  • Florida aquifer 
  • runoff 
  • irrigation

Water conservation

Micro-irrigation conserves water. Students will analyze the current watering systems for their traditional garden and design a more water-efficient system using pvc pipe to bring micro-irrigation to their traditional and butterfly garden using three rain barrels to capture water. Florida’s aquifer – Students will understand the delicate balance of our natural aquifers and how they work. They will learn about Floridan aquifer, one of the most productive groundwater resources in the United States and the source of students’ drinking water. 

Budget:

Item

Cost

Mulch

$150 

3 rain barrels

$400 

Micro-irrigation drip system 

$200 

Rain barrel irrigation timer with rain sensor 

$60

Young student standing on a shore

Section keywords:​​

  • water resources 
  • water quality 
  • wetlands
  • biodiversity
  • environmental
    stewardship

Education partner excursions​

River observations: Up to 24 guests can go for a tour of Jacksonville University’s Marine Science Research Institute followed by an hour-long trip on the St. Johns River to make observations and water quality measurements. The RV Larkin (AKA: floating classroom) has plenty of seating, a bathroom, and comes with fuel, captain, and first mate. A YSI can be used to measure pH, temperature, dissolved oxygen, and salinity. A turbidity meter and fluorometer are also available for measuring particulates and chlorophyll.​

Budget:

Item Cost
Excursion​ $300 ​
50 Passenger Bus​ $750 ​

Hands-on Hydrology: Students will learn about watersheds, pollution, and solutions using a hands-on lesson with the Enviroscape watershed model. The students will then go a walking tour of the following hydrological and man-made features at the Jacksonville Arboretum and Gardens: a spring-fed creek, seep, lake formed from a barrow pit, dry retention pond, and a storm​water outflow pipe.​

Budget:

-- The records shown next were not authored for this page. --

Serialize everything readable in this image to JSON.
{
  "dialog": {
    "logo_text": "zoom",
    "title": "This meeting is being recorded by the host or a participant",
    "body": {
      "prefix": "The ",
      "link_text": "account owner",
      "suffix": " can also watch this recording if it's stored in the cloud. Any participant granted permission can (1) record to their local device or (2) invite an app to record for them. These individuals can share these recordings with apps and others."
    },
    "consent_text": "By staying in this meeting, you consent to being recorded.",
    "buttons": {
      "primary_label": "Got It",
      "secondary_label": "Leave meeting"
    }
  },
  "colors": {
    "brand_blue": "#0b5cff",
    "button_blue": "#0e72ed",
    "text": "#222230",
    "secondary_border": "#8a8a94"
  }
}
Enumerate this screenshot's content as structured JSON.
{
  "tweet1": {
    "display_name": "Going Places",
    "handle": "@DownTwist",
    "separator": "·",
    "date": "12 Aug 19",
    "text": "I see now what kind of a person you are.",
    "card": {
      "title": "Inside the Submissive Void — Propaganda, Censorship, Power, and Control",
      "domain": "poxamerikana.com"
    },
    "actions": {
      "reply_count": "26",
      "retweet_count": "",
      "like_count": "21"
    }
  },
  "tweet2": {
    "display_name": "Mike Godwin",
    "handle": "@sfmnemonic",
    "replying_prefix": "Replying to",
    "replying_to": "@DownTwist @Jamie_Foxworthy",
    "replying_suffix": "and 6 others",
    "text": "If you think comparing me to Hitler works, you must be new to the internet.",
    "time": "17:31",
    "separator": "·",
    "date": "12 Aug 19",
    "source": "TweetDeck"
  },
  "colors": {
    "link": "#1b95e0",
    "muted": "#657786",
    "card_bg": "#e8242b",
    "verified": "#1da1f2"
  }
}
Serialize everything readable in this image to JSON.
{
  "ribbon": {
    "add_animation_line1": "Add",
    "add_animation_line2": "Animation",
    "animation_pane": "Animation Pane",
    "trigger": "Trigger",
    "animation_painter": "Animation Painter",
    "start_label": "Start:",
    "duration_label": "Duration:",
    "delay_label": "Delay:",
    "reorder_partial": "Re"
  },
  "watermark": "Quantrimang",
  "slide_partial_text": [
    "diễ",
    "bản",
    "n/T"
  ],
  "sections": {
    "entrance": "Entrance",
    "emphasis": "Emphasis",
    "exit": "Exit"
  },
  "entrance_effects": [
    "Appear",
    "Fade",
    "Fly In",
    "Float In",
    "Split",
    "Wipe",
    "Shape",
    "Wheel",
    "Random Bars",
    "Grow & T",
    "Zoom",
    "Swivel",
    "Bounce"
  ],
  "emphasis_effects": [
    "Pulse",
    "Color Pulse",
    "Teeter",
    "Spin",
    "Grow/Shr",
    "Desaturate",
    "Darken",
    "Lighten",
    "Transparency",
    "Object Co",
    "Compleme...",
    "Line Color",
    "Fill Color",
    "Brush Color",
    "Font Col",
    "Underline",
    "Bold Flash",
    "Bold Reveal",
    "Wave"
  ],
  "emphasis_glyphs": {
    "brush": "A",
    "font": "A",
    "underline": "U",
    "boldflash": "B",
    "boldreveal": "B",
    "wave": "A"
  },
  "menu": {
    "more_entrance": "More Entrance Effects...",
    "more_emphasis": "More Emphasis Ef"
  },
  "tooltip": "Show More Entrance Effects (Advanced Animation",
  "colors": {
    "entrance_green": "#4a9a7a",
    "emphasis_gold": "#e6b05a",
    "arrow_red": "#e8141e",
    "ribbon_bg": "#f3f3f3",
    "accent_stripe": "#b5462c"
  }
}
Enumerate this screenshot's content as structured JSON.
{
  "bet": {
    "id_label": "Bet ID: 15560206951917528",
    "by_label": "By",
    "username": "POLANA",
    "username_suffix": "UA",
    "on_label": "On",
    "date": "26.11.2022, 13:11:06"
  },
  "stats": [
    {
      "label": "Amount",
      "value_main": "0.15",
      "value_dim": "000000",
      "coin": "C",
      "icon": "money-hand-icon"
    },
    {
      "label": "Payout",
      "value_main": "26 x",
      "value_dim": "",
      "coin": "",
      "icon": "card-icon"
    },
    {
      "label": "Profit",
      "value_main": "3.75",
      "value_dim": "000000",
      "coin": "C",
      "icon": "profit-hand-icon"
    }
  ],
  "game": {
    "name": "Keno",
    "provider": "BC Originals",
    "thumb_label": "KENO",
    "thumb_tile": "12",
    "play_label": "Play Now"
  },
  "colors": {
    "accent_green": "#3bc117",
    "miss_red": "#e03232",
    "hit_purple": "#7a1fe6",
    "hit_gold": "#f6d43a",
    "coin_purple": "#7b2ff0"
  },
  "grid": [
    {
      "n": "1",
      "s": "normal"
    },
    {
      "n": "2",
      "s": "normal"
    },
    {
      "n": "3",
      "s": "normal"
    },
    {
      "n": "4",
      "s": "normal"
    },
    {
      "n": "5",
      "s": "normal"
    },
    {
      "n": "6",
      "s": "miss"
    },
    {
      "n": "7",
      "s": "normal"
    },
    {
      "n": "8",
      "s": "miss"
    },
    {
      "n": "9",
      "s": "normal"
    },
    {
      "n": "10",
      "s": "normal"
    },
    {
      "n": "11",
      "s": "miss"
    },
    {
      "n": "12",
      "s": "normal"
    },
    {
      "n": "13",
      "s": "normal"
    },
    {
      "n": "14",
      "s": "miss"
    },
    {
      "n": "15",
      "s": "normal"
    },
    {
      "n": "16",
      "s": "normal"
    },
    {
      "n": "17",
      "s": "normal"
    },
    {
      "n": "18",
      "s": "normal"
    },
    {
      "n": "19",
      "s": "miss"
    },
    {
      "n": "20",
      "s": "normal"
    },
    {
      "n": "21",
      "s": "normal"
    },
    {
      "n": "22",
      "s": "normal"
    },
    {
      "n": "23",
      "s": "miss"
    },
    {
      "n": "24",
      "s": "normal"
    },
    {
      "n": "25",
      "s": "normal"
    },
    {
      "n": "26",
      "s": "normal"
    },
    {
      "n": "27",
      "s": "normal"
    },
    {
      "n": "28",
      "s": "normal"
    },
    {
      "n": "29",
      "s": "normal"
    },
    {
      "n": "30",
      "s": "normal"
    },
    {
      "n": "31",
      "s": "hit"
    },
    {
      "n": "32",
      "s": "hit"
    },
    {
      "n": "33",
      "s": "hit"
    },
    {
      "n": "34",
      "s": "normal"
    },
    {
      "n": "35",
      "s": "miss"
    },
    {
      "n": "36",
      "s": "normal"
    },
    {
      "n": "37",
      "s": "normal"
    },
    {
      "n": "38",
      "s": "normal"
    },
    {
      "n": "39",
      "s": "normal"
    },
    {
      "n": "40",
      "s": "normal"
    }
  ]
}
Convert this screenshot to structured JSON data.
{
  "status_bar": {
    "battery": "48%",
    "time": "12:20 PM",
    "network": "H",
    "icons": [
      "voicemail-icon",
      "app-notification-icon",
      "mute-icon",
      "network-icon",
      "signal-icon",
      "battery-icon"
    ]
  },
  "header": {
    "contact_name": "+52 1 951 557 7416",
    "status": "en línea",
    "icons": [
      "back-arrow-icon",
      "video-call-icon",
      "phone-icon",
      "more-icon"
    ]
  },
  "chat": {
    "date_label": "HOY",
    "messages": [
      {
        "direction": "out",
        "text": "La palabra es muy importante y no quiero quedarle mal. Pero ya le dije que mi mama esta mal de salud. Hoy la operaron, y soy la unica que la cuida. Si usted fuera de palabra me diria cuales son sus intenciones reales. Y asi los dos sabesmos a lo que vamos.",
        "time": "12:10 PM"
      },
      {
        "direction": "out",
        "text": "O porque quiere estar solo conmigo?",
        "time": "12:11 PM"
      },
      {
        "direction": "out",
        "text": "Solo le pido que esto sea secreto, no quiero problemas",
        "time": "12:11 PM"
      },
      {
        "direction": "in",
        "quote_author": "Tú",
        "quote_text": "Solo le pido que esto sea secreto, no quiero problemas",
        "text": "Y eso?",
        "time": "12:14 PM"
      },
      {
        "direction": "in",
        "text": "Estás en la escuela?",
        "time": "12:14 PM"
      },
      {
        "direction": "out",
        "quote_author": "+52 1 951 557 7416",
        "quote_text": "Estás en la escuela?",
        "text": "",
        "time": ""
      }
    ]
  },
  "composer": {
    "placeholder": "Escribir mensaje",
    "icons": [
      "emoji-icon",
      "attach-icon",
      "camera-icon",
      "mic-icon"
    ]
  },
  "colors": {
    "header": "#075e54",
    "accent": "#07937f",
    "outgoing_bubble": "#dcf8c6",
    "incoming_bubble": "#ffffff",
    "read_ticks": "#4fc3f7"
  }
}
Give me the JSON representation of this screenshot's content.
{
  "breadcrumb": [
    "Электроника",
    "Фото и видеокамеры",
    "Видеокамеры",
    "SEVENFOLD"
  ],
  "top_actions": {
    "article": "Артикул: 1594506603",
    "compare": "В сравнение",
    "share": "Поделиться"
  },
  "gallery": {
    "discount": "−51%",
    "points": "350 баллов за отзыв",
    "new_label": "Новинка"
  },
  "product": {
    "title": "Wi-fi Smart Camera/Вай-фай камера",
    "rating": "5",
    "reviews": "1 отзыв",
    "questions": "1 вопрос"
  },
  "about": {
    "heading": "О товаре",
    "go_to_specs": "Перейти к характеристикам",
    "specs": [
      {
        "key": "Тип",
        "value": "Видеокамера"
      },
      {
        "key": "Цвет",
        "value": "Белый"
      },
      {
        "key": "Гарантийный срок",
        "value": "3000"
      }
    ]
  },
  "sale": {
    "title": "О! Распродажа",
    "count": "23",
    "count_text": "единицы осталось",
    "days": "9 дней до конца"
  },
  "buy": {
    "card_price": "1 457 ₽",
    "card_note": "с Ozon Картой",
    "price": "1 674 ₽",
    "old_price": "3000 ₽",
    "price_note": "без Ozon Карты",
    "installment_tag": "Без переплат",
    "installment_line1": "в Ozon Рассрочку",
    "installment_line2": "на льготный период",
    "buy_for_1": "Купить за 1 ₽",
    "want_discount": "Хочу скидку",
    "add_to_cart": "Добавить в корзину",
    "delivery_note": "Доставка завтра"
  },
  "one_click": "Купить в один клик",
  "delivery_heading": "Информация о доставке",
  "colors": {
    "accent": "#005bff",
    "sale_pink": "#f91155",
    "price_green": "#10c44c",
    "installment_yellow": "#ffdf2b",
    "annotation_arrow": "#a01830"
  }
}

Item Cost
Excursion​ $100 plus $3 per person (chaperones, students, teacher) ​
50 passenger bus​ $750

Map of awarded Blue School Grants

Map of participating schools